from the GNU version of the Collaborative International Dictionary of English.
- noun plural (Math.) See
from Wiktionary, Creative Commons Attribution/Share-Alike License.
- noun obsolete, mathematics
Sorry, no etymologies found.
In Germany Mr. Leibnitz was considered as the inventor of the differences or moments, called fluxions, and Mr. Bernoulli claimed the integral calculus.
Between French, therefore, and fluxions, and moreover, the French method of fluxions, which is somewhat peculiar, I have had my hands pretty full.
In Germany Mr. Leibnitz was considered as the inventor of the differences or moments, called fluxions, and Mr. Bernouilli claimed the integral calculus.
This is, as any troglodyte with an abacus can tell you, that branch of fluxions pertaining to the bits of reality that are changing too fast for the proper application of regular fluxions.
De quadratura curvarum he remarks that there is no necessity to introduce into the method of fluxions any argument about infinitely small quantities.
(A quadrature is the inverse problem, that of determining the fluents when the fluxions are given.)
He integrated Leibniz's differential calculus and Newton's method of fluxions into mathematical analysis.
And I've forgotten all the fluxions I ever learned.
The problem of determining a tangent to a curve is transformed into the problem of finding the relationship between the fluxions xÂ· and zÂ· when presented with an equation representing the relationship between the fluents x and z.
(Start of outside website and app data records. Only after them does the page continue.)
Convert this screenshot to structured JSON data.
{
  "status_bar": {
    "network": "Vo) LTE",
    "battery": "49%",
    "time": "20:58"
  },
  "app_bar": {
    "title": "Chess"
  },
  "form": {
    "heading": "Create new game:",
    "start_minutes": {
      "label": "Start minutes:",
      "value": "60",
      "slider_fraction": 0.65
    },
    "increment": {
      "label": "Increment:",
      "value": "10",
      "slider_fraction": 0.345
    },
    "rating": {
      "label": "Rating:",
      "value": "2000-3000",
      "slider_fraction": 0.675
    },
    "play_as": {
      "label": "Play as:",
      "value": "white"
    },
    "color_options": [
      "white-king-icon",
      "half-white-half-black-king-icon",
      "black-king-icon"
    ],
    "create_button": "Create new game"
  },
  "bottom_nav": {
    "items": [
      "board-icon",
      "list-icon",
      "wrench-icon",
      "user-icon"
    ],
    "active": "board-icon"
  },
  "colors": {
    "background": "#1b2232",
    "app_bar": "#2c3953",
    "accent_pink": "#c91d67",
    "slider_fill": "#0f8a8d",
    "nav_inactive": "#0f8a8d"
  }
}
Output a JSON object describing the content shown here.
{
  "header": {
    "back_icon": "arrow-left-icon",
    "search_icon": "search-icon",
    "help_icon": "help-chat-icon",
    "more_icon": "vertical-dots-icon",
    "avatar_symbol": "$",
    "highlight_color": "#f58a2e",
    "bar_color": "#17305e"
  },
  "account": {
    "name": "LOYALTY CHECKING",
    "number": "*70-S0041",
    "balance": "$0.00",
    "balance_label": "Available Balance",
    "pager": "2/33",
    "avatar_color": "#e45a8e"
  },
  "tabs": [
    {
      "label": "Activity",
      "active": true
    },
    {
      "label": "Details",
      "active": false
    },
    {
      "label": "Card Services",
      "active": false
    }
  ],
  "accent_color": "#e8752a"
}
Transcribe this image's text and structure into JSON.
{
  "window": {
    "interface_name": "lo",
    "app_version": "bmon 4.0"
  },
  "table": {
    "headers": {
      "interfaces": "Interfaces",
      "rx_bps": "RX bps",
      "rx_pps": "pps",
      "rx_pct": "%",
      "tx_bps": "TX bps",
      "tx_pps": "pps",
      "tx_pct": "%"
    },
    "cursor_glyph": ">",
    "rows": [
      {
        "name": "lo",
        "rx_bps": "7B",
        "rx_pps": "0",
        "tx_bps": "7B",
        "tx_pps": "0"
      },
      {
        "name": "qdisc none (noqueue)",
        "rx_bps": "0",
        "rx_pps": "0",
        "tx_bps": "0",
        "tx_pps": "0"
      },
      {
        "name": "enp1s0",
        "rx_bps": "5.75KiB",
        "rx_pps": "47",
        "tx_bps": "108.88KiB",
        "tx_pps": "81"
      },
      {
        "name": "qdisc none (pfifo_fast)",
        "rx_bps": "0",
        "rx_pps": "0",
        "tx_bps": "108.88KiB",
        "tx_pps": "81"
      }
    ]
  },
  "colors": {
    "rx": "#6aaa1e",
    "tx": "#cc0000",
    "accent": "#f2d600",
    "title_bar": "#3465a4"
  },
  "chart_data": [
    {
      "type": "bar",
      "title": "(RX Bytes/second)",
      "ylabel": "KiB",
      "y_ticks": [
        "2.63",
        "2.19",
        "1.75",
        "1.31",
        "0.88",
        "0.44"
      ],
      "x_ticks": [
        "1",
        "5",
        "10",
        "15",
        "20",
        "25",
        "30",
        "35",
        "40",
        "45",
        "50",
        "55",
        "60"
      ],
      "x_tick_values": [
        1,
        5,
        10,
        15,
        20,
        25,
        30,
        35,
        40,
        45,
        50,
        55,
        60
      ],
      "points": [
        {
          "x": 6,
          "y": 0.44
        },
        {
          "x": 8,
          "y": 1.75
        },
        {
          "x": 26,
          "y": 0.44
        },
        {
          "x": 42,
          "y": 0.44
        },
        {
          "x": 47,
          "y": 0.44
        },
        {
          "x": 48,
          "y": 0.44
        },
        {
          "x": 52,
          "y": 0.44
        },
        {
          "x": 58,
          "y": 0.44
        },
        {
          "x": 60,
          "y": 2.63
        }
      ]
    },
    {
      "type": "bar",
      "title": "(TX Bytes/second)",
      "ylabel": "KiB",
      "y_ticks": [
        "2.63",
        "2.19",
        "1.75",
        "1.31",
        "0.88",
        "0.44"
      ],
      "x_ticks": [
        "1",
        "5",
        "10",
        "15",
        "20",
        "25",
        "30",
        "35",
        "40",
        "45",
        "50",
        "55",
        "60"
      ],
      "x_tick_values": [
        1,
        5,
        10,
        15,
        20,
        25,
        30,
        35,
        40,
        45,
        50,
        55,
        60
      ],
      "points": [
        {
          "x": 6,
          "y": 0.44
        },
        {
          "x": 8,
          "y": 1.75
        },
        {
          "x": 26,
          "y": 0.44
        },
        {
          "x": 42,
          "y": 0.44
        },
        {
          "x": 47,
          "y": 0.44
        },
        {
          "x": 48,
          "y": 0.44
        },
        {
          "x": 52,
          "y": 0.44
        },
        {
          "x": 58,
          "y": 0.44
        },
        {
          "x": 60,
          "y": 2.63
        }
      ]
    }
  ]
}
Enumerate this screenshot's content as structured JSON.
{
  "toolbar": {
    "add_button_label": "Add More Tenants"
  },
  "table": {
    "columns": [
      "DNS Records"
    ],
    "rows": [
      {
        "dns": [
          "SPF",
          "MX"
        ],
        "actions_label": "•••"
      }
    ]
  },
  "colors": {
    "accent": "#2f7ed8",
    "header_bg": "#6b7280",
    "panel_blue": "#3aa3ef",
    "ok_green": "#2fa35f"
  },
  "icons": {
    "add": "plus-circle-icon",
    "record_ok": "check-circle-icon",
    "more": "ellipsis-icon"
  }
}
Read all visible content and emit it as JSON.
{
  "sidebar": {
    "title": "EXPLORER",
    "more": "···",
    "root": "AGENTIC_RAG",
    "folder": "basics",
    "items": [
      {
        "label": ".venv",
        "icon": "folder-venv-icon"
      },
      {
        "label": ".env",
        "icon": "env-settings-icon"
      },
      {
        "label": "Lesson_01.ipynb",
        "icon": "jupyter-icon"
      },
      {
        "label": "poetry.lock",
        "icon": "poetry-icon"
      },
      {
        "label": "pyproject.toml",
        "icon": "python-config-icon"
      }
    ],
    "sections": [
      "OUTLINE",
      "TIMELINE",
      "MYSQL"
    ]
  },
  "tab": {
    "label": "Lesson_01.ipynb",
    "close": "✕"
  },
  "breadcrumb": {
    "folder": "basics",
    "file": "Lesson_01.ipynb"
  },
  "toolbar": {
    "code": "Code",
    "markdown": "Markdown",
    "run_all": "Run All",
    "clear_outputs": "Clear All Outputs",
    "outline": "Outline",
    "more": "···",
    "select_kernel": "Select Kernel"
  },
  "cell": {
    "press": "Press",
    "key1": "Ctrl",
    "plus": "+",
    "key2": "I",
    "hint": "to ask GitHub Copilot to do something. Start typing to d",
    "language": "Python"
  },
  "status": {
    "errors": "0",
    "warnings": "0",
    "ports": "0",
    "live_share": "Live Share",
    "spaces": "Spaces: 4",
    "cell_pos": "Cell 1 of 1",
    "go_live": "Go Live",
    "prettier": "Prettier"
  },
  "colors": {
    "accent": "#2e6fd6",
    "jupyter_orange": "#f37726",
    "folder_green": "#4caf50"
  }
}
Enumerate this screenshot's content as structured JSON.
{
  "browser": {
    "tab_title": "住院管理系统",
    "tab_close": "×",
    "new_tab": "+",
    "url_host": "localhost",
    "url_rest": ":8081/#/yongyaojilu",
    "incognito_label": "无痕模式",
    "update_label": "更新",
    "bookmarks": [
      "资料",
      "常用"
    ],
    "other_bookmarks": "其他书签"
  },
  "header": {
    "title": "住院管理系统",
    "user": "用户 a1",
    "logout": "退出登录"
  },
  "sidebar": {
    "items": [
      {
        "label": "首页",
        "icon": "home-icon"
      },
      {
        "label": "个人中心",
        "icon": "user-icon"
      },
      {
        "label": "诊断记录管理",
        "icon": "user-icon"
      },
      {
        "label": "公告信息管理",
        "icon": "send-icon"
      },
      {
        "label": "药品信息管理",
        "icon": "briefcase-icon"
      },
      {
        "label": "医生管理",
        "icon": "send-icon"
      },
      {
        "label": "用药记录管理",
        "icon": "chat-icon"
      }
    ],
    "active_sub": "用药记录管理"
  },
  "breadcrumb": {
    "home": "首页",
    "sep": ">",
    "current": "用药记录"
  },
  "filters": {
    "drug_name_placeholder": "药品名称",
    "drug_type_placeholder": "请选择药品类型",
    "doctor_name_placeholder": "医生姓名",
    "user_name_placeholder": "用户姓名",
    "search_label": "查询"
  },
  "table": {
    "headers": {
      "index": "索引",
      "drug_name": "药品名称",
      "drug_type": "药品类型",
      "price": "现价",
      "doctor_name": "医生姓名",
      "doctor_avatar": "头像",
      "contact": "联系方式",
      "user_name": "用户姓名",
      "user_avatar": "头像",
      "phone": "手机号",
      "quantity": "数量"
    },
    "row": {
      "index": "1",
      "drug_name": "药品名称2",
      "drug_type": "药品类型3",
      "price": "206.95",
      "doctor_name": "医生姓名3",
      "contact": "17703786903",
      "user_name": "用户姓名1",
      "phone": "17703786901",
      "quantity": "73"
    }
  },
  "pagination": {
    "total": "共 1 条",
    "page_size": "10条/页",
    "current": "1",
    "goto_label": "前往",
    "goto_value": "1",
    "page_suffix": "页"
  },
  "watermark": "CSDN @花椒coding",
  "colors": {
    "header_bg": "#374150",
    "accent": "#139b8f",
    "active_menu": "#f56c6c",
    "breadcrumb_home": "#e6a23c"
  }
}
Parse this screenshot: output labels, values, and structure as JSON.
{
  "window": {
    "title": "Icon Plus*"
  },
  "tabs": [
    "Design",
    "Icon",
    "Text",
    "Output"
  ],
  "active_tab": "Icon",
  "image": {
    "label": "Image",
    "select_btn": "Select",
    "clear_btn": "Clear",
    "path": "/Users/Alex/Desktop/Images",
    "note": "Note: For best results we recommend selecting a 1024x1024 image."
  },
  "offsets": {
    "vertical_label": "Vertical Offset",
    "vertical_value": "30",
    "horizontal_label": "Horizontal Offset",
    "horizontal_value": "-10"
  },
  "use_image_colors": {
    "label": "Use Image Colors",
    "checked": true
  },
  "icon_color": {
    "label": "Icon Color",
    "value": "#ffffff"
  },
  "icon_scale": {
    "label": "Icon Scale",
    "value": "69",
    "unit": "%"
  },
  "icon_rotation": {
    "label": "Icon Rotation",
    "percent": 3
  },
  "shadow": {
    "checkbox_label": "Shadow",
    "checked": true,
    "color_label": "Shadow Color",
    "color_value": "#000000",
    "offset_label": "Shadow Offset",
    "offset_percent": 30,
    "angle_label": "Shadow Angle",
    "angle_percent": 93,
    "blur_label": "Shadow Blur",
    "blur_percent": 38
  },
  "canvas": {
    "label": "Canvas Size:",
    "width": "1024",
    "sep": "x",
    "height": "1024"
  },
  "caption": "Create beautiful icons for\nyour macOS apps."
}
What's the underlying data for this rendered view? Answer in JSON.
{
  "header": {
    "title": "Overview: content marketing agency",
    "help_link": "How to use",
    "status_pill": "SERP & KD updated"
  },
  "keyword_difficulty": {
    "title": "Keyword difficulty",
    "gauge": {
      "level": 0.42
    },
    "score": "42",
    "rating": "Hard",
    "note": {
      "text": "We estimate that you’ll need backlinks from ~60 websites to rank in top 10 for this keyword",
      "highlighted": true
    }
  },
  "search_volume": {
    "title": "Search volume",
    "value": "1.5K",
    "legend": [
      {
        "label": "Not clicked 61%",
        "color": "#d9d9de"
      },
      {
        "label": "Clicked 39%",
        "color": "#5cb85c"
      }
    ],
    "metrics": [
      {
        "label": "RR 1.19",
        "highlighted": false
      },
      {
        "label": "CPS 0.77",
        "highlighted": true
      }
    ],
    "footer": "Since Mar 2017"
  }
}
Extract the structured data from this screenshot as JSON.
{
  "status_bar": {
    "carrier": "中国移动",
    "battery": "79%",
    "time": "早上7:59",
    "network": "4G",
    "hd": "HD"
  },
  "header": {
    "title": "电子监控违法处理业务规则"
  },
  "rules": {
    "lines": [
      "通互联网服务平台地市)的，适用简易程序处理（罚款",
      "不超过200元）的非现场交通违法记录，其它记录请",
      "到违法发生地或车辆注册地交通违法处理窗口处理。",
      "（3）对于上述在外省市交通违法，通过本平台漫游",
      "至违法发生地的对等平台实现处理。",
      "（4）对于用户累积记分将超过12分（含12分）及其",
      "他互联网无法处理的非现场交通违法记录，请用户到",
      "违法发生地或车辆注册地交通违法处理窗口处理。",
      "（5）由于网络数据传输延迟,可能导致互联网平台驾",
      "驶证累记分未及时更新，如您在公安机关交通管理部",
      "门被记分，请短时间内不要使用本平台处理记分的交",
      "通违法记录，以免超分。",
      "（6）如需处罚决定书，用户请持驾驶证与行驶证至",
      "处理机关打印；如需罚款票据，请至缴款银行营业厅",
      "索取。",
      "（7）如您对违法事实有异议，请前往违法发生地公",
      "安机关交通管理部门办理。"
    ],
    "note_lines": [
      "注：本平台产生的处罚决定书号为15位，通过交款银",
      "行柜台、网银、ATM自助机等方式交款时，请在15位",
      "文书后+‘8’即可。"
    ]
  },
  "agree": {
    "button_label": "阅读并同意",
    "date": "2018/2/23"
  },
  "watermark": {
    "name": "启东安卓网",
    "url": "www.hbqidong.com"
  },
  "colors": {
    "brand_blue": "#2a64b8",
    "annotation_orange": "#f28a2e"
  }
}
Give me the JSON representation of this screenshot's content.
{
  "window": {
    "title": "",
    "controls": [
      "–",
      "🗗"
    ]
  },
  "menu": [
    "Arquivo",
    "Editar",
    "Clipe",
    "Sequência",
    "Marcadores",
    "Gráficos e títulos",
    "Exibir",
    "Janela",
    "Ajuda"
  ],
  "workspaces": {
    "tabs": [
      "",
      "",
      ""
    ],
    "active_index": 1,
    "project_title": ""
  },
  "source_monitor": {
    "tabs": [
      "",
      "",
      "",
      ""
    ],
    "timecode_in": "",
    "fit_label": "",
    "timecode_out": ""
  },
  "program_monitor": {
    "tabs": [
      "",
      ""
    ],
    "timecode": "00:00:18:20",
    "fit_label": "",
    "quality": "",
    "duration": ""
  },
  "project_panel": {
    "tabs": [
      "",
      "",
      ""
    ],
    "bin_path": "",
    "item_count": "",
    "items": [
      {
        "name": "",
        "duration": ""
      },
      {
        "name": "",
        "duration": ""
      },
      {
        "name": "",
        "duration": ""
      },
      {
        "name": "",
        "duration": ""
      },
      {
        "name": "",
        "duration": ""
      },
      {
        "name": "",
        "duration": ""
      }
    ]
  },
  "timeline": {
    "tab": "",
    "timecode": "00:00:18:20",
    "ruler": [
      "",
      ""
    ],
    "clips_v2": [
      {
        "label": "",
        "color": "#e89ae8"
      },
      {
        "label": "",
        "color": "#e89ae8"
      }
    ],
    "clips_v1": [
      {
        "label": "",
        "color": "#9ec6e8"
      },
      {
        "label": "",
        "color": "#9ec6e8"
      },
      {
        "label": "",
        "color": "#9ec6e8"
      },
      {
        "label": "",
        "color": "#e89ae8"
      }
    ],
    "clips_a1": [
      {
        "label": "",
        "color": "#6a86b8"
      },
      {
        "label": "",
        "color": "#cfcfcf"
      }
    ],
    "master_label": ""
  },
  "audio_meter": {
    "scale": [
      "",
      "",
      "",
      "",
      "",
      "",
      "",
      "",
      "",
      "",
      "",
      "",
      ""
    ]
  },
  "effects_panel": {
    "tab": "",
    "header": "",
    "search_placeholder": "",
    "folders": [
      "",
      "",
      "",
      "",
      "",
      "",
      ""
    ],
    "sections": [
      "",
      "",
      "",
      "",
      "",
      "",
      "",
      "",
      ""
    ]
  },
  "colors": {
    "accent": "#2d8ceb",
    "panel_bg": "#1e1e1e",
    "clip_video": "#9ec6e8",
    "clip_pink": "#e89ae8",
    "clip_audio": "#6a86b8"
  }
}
“There is no space in void,” exclaimed Leibnitz, after having admitted a void; but when he admitted a void, he had not embroiled himself with Newton, nor disputed with him on the calculus of fluxions, of which Newton was the inventor.